RECORDS PROVIDED:
──────────

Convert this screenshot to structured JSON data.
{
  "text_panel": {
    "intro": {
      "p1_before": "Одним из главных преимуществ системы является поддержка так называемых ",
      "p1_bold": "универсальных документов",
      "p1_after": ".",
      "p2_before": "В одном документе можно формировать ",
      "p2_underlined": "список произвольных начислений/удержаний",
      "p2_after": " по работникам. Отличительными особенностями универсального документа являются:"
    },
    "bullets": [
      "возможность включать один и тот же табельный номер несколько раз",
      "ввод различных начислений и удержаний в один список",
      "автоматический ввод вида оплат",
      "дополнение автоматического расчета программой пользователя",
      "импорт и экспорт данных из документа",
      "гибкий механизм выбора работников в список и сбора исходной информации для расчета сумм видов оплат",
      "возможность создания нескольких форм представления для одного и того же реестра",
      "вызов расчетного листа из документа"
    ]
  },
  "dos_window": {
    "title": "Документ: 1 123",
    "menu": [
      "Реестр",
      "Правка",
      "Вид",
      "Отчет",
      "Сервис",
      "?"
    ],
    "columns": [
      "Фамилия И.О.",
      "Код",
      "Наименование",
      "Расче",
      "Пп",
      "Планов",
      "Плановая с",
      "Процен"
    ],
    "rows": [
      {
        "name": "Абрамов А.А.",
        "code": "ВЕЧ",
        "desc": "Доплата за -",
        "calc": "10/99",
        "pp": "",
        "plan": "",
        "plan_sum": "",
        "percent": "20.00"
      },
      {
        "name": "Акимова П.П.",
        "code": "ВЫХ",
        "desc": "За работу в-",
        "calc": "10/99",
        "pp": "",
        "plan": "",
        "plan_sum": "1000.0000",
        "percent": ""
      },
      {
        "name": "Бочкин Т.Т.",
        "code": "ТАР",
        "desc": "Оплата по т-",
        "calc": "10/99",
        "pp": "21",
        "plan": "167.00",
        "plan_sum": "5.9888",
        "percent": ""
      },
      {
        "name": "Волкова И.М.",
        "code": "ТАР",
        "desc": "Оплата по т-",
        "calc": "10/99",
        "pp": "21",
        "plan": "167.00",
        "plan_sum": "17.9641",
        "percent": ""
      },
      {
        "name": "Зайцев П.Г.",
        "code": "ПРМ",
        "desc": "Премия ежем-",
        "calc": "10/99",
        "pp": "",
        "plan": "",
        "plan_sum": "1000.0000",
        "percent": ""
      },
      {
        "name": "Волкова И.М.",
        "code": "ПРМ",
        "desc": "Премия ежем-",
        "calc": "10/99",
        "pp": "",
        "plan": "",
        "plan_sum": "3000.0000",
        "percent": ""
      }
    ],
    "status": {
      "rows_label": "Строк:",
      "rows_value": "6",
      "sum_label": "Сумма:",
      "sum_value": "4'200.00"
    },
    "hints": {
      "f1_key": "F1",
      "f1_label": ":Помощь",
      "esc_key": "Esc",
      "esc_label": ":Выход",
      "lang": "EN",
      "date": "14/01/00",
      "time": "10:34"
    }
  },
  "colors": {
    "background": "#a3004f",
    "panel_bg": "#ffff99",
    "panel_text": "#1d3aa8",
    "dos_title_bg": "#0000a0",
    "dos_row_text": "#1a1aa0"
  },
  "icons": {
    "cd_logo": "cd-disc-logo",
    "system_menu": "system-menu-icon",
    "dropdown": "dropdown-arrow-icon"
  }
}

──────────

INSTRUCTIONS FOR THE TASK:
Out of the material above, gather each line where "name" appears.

THE ANSWER:
        "name": "Абрамов А.А.",
        "name": "Акимова П.П.",
        "name": "Бочкин Т.Т.",
        "name": "Волкова И.М.",
        "name": "Зайцев П.Г.",
        "name": "Волкова И.М.",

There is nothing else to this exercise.